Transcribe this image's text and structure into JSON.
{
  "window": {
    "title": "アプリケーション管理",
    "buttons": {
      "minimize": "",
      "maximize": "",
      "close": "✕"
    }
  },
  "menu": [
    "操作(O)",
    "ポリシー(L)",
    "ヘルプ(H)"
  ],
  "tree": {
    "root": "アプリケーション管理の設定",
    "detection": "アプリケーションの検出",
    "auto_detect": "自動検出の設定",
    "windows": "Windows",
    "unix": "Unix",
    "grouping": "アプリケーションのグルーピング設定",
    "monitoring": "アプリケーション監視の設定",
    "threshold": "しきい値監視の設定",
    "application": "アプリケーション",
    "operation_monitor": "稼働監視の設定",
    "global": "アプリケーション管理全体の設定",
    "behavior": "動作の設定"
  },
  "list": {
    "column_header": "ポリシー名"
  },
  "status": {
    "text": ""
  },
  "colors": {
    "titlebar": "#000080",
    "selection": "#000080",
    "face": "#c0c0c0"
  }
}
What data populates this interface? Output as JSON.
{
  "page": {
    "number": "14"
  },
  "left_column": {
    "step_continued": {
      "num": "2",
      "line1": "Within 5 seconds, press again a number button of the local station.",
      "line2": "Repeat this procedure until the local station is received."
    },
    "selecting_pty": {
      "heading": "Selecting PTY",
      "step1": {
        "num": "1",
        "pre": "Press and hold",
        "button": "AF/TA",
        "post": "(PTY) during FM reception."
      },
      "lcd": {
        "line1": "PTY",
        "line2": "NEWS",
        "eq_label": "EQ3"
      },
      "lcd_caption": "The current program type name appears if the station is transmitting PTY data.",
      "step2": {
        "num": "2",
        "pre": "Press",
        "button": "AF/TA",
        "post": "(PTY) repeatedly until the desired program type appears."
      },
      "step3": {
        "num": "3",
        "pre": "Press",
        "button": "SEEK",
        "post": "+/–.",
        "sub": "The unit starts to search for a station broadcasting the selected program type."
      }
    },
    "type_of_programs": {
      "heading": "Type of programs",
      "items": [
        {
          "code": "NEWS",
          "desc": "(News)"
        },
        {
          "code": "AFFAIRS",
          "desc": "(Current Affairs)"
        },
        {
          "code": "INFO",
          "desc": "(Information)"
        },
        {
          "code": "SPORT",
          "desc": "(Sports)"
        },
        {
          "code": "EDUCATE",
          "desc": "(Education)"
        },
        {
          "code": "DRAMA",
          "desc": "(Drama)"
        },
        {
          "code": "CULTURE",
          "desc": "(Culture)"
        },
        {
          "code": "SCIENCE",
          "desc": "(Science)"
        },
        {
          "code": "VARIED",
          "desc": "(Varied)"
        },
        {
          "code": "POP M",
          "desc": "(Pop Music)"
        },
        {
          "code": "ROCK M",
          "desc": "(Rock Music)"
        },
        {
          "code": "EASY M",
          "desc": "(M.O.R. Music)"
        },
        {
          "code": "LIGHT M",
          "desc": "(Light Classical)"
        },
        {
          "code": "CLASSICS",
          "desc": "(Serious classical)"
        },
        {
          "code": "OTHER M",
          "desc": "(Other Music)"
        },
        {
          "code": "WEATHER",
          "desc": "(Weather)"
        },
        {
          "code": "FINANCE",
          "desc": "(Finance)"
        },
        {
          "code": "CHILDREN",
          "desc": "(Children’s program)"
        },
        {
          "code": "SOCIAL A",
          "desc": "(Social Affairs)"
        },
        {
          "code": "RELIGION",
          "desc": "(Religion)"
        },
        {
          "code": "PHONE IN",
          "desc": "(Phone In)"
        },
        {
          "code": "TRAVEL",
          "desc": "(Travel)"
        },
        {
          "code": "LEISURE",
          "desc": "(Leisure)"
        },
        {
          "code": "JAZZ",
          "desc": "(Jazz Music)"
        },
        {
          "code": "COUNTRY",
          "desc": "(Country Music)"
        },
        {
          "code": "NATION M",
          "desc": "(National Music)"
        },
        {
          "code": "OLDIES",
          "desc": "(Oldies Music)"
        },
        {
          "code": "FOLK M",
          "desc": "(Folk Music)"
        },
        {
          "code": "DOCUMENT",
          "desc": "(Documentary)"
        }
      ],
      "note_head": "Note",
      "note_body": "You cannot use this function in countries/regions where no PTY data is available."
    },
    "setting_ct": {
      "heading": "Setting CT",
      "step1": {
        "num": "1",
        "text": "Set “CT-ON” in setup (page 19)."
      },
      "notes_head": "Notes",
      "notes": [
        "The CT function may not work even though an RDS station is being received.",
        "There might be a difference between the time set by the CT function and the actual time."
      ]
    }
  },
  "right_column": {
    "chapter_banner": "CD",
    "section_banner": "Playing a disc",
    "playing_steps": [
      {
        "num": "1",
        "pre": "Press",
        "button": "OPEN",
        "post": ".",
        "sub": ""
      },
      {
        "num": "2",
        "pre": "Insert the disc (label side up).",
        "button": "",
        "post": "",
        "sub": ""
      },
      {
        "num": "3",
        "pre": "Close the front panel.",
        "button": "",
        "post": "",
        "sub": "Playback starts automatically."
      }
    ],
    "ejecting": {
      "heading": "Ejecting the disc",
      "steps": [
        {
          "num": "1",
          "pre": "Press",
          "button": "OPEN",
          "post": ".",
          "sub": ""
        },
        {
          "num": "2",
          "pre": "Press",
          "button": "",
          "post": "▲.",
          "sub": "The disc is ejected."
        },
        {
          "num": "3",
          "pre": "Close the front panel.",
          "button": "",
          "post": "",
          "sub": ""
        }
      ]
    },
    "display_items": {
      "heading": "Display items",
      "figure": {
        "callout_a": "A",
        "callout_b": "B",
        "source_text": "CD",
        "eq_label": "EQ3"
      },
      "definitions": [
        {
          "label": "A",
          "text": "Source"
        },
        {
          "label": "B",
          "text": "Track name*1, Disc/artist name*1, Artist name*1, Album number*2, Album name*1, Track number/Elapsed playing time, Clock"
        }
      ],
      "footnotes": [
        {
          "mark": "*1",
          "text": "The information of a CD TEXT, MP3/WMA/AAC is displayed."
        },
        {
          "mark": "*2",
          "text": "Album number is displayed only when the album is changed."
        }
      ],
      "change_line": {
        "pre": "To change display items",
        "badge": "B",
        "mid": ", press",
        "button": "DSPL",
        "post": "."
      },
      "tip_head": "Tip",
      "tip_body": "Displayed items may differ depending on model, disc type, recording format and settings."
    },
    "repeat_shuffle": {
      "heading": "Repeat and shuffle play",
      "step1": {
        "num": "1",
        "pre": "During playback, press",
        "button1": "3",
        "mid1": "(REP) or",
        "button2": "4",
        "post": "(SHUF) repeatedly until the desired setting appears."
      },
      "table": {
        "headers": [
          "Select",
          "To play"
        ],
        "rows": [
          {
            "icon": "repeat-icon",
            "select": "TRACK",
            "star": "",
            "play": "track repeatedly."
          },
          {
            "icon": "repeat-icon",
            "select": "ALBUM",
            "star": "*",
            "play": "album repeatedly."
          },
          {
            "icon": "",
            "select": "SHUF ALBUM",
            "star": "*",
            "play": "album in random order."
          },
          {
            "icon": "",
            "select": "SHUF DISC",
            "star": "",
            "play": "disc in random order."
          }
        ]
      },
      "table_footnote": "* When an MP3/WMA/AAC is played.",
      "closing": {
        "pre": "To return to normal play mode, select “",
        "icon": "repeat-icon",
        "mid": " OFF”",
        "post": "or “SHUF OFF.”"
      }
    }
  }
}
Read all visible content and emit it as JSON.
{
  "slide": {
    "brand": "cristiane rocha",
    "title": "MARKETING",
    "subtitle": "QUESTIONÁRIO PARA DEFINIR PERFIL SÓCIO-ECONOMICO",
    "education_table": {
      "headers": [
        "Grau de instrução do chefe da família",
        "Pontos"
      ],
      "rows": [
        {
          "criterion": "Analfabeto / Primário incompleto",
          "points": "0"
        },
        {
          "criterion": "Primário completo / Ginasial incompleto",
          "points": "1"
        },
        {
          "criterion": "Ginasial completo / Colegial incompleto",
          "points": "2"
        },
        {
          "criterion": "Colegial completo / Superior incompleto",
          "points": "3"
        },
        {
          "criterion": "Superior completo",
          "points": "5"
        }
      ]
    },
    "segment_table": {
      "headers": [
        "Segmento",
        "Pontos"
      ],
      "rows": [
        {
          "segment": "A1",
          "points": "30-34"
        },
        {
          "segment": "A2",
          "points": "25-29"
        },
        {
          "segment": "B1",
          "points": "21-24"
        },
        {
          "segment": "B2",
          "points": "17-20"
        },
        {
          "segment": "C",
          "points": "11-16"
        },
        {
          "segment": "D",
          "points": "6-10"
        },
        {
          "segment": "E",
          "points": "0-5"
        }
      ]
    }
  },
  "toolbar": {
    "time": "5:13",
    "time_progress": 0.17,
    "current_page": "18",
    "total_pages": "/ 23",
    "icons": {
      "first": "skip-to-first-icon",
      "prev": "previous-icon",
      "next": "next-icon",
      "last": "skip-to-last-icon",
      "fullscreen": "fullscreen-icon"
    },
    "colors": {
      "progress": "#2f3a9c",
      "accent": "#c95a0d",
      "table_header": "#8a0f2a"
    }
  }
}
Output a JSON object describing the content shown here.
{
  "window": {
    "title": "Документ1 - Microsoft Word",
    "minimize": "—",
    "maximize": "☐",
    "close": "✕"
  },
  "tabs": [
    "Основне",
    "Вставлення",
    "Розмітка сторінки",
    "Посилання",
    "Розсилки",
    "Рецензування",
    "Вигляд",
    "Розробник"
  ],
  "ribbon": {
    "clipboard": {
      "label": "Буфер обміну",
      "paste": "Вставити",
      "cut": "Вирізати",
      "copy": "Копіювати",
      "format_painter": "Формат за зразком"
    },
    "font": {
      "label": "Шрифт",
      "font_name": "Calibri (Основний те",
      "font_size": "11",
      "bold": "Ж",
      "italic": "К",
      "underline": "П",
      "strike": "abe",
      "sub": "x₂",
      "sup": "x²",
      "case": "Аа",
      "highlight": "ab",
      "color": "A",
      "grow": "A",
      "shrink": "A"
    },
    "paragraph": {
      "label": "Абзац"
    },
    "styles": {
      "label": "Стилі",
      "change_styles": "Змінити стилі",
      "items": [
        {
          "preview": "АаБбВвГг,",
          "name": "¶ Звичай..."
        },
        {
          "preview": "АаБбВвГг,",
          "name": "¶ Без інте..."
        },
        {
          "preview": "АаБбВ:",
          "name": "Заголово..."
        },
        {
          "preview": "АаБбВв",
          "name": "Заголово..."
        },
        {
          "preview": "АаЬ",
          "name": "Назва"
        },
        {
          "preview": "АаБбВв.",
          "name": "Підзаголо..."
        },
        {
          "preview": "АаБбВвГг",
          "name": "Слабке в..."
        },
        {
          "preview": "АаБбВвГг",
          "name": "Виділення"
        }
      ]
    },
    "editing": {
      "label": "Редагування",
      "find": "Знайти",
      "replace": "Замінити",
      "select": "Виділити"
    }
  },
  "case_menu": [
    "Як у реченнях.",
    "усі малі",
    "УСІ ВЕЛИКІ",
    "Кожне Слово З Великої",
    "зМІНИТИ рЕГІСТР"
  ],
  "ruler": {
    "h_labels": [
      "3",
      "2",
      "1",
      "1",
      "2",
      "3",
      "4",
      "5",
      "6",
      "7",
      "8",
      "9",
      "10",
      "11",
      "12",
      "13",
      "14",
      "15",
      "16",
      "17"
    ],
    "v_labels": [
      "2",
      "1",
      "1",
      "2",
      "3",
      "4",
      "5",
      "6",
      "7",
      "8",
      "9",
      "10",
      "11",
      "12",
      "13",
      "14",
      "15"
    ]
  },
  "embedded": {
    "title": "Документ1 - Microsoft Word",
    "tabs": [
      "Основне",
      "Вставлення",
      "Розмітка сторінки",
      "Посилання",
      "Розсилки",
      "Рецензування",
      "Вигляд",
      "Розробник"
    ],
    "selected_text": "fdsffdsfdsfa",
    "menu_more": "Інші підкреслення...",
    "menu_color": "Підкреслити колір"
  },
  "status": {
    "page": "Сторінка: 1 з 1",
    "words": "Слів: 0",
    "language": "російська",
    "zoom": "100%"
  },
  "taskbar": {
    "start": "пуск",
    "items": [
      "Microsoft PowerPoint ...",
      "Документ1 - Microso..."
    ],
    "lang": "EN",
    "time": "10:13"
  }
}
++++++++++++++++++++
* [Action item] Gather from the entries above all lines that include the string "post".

* [Result for this exercise]
        "post": "(PTY) during FM reception."
        "post": "(PTY) repeatedly until the desired program type appears."
        "post": "+/–.",
        "post": ".",
        "post": "",
        "post": "",
          "post": ".",
          "post": "▲.",
          "post": "",
        "post": "."
        "post": "(SHUF) repeatedly until the desired setting appears."
        "post": "or “SHUF OFF.”"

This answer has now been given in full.